WHAT NEEDS TO BE DONE:
Since the entries below must stay intact, return each one exactly.

───── DATASET EXTRACT

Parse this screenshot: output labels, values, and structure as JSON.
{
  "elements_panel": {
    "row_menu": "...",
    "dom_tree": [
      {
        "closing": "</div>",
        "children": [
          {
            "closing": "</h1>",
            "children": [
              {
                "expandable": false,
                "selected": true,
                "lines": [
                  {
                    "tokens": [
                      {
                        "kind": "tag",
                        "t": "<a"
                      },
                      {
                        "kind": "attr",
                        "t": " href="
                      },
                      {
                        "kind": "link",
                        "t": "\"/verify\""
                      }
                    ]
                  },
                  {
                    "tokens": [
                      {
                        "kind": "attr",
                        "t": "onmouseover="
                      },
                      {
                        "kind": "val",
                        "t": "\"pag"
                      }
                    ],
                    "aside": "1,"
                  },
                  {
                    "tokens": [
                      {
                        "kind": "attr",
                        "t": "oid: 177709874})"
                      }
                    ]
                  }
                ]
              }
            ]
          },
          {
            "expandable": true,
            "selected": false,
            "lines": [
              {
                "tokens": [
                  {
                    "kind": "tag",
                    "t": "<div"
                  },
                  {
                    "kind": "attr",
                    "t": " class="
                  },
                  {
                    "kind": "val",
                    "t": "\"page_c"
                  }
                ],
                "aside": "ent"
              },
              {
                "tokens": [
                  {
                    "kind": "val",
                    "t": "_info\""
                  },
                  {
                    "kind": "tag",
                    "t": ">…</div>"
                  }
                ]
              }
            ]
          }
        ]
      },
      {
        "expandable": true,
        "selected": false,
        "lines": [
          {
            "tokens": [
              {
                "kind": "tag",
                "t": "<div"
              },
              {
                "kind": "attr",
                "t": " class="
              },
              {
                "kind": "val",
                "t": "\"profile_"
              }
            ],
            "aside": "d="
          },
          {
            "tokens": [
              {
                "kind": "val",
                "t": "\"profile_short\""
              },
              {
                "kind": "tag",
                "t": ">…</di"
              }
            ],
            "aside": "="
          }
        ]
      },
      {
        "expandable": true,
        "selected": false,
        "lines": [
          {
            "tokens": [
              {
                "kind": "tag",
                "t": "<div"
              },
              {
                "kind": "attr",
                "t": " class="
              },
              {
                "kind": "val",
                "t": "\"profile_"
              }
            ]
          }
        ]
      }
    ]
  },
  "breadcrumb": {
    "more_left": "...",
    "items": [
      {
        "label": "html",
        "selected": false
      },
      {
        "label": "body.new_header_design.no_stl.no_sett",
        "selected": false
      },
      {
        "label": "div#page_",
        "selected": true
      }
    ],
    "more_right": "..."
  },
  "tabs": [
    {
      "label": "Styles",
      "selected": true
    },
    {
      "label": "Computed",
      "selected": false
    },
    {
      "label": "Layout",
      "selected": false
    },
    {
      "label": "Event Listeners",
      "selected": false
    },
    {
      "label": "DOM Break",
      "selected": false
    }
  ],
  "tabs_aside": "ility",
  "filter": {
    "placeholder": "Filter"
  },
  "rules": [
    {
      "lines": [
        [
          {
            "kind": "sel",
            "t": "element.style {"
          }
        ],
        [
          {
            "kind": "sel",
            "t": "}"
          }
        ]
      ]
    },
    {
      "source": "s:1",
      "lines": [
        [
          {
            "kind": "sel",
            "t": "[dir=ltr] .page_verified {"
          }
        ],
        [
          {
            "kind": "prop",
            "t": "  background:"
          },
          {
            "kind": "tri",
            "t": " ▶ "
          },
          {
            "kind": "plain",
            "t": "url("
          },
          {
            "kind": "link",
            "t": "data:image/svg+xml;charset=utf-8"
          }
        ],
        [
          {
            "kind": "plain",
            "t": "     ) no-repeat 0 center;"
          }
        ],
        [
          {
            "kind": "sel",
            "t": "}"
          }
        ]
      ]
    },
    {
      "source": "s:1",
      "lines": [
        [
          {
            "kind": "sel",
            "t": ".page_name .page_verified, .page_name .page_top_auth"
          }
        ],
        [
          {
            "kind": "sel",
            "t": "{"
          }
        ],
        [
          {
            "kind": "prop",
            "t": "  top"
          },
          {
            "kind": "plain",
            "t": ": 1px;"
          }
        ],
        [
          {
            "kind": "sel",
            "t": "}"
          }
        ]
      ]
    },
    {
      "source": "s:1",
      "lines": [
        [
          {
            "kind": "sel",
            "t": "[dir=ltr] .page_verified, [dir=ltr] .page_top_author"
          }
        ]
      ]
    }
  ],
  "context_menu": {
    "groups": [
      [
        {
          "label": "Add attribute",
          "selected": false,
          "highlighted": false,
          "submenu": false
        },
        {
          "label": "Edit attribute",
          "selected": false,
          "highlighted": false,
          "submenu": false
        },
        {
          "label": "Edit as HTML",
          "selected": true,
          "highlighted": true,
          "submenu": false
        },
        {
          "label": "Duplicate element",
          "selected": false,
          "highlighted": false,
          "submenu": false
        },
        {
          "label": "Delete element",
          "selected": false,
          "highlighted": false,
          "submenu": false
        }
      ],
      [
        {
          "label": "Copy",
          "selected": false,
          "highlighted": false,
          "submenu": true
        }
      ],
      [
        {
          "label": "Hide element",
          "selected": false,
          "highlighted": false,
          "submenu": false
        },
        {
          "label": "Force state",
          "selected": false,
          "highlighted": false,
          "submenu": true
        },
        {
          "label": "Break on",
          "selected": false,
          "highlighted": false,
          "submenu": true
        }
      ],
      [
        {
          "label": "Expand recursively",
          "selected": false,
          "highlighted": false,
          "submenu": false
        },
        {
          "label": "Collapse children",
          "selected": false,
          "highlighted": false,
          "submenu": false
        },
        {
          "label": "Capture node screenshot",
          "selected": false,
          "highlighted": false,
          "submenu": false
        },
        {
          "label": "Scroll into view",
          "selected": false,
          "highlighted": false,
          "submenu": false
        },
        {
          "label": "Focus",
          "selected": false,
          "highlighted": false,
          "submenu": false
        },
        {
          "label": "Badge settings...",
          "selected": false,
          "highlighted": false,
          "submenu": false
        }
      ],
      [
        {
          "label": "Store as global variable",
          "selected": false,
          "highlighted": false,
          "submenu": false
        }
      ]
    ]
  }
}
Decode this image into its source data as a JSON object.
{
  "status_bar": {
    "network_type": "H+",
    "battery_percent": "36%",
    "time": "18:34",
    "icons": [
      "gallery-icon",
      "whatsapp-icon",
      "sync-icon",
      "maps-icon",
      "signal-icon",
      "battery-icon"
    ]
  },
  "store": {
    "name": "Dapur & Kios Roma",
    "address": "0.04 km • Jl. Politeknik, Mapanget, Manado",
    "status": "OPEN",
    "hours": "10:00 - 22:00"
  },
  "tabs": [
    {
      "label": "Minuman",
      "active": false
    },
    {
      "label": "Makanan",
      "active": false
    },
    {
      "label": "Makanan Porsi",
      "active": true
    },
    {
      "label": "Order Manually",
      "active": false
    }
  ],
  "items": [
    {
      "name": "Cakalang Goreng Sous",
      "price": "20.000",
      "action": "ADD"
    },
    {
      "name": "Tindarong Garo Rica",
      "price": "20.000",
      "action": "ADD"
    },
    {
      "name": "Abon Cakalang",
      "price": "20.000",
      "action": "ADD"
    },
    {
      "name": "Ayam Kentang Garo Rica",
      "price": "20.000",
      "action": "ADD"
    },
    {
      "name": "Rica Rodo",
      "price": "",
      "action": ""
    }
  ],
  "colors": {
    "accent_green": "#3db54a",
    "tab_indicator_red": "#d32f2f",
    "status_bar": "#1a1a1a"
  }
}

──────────

TASK SOLUTION:
Parse this screenshot: output labels, values, and structure as JSON.
{
  "elements_panel": {
    "row_menu": "...",
    "dom_tree": [
      {
        "closing": "</div>",
        "children": [
          {
            "closing": "</h1>",
            "children": [
              {
                "expandable": false,
                "selected": true,
                "lines": [
                  {
                    "tokens": [
                      {
                        "kind": "tag",
                        "t": "<a"
                      },
                      {
                        "kind": "attr",
                        "t": " href="
                      },
                      {
                        "kind": "link",
                        "t": "\"/verify\""
                      }
                    ]
                  },
                  {
                    "tokens": [
                      {
                        "kind": "attr",
                        "t": "onmouseover="
                      },
                      {
                        "kind": "val",
                        "t": "\"pag"
                      }
                    ],
                    "aside": "1,"
                  },
                  {
                    "tokens": [
                      {
                        "kind": "attr",
                        "t": "oid: 177709874})"
                      }
                    ]
                  }
                ]
              }
            ]
          },
          {
            "expandable": true,
            "selected": false,
            "lines": [
              {
                "tokens": [
                  {
                    "kind": "tag",
                    "t": "<div"
                  },
                  {
                    "kind": "attr",
                    "t": " class="
                  },
                  {
                    "kind": "val",
                    "t": "\"page_c"
                  }
                ],
                "aside": "ent"
              },
              {
                "tokens": [
                  {
                    "kind": "val",
                    "t": "_info\""
                  },
                  {
                    "kind": "tag",
                    "t": ">…</div>"
                  }
                ]
              }
            ]
          }
        ]
      },
      {
        "expandable": true,
        "selected": false,
        "lines": [
          {
            "tokens": [
              {
                "kind": "tag",
                "t": "<div"
              },
              {
                "kind": "attr",
                "t": " class="
              },
              {
                "kind": "val",
                "t": "\"profile_"
              }
            ],
            "aside": "d="
          },
          {
            "tokens": [
              {
                "kind": "val",
                "t": "\"profile_short\""
              },
              {
                "kind": "tag",
                "t": ">…</di"
              }
            ],
            "aside": "="
          }
        ]
      },
      {
        "expandable": true,
        "selected": false,
        "lines": [
          {
            "tokens": [
              {
                "kind": "tag",
                "t": "<div"
              },
              {
                "kind": "attr",
                "t": " class="
              },
              {
                "kind": "val",
                "t": "\"profile_"
              }
            ]
          }
        ]
      }
    ]
  },
  "breadcrumb": {
    "more_left": "...",
    "items": [
      {
        "label": "html",
        "selected": false
      },
      {
        "label": "body.new_header_design.no_stl.no_sett",
        "selected": false
      },
      {
        "label": "div#page_",
        "selected": true
      }
    ],
    "more_right": "..."
  },
  "tabs": [
    {
      "label": "Styles",
      "selected": true
    },
    {
      "label": "Computed",
      "selected": false
    },
    {
      "label": "Layout",
      "selected": false
    },
    {
      "label": "Event Listeners",
      "selected": false
    },
    {
      "label": "DOM Break",
      "selected": false
    }
  ],
  "tabs_aside": "ility",
  "filter": {
    "placeholder": "Filter"
  },
  "rules": [
    {
      "lines": [
        [
          {
            "kind": "sel",
            "t": "element.style {"
          }
        ],
        [
          {
            "kind": "sel",
            "t": "}"
          }
        ]
      ]
    },
    {
      "source": "s:1",
      "lines": [
        [
          {
            "kind": "sel",
            "t": "[dir=ltr] .page_verified {"
          }
        ],
        [
          {
            "kind": "prop",
            "t": "  background:"
          },
          {
            "kind": "tri",
            "t": " ▶ "
          },
          {
            "kind": "plain",
            "t": "url("
          },
          {
            "kind": "link",
            "t": "data:image/svg+xml;charset=utf-8"
          }
        ],
        [
          {
            "kind": "plain",
            "t": "     ) no-repeat 0 center;"
          }
        ],
        [
          {
            "kind": "sel",
            "t": "}"
          }
        ]
      ]
    },
    {
      "source": "s:1",
      "lines": [
        [
          {
            "kind": "sel",
            "t": ".page_name .page_verified, .page_name .page_top_auth"
          }
        ],
        [
          {
            "kind": "sel",
            "t": "{"
          }
        ],
        [
          {
            "kind": "prop",
            "t": "  top"
          },
          {
            "kind": "plain",
            "t": ": 1px;"
          }
        ],
        [
          {
            "kind": "sel",
            "t": "}"
          }
        ]
      ]
    },
    {
      "source": "s:1",
      "lines": [
        [
          {
            "kind": "sel",
            "t": "[dir=ltr] .page_verified, [dir=ltr] .page_top_author"
          }
        ]
      ]
    }
  ],
  "context_menu": {
    "groups": [
      [
        {
          "label": "Add attribute",
          "selected": false,
          "highlighted": false,
          "submenu": false
        },
        {
          "label": "Edit attribute",
          "selected": false,
          "highlighted": false,
          "submenu": false
        },
        {
          "label": "Edit as HTML",
          "selected": true,
          "highlighted": true,
          "submenu": false
        },
        {
          "label": "Duplicate element",
          "selected": false,
          "highlighted": false,
          "submenu": false
        },
        {
          "label": "Delete element",
          "selected": false,
          "highlighted": false,
          "submenu": false
        }
      ],
      [
        {
          "label": "Copy",
          "selected": false,
          "highlighted": false,
          "submenu": true
        }
      ],
      [
        {
          "label": "Hide element",
          "selected": false,
          "highlighted": false,
          "submenu": false
        },
        {
          "label": "Force state",
          "selected": false,
          "highlighted": false,
          "submenu": true
        },
        {
          "label": "Break on",
          "selected": false,
          "highlighted": false,
          "submenu": true
        }
      ],
      [
        {
          "label": "Expand recursively",
          "selected": false,
          "highlighted": false,
          "submenu": false
        },
        {
          "label": "Collapse children",
          "selected": false,
          "highlighted": false,
          "submenu": false
        },
        {
          "label": "Capture node screenshot",
          "selected": false,
          "highlighted": false,
          "submenu": false
        },
        {
          "label": "Scroll into view",
          "selected": false,
          "highlighted": false,
          "submenu": false
        },
        {
          "label": "Focus",
          "selected": false,
          "highlighted": false,
          "submenu": false
        },
        {
          "label": "Badge settings...",
          "selected": false,
          "highlighted": false,
          "submenu": false
        }
      ],
      [
        {
          "label": "Store as global variable",
          "selected": false,
          "highlighted": false,
          "submenu": false
        }
      ]
    ]
  }
}
Decode this image into its source data as a JSON object.
{
  "status_bar": {
    "network_type": "H+",
    "battery_percent": "36%",
    "time": "18:34",
    "icons": [
      "gallery-icon",
      "whatsapp-icon",
      "sync-icon",
      "maps-icon",
      "signal-icon",
      "battery-icon"
    ]
  },
  "store": {
    "name": "Dapur & Kios Roma",
    "address": "0.04 km • Jl. Politeknik, Mapanget, Manado",
    "status": "OPEN",
    "hours": "10:00 - 22:00"
  },
  "tabs": [
    {
      "label": "Minuman",
      "active": false
    },
    {
      "label": "Makanan",
      "active": false
    },
    {
      "label": "Makanan Porsi",
      "active": true
    },
    {
      "label": "Order Manually",
      "active": false
    }
  ],
  "items": [
    {
      "name": "Cakalang Goreng Sous",
      "price": "20.000",
      "action": "ADD"
    },
    {
      "name": "Tindarong Garo Rica",
      "price": "20.000",
      "action": "ADD"
    },
    {
      "name": "Abon Cakalang",
      "price": "20.000",
      "action": "ADD"
    },
    {
      "name": "Ayam Kentang Garo Rica",
      "price": "20.000",
      "action": "ADD"
    },
    {
      "name": "Rica Rodo",
      "price": "",
      "action": ""
    }
  ],
  "colors": {
    "accent_green": "#3db54a",
    "tab_indicator_red": "#d32f2f",
    "status_bar": "#1a1a1a"
  }
}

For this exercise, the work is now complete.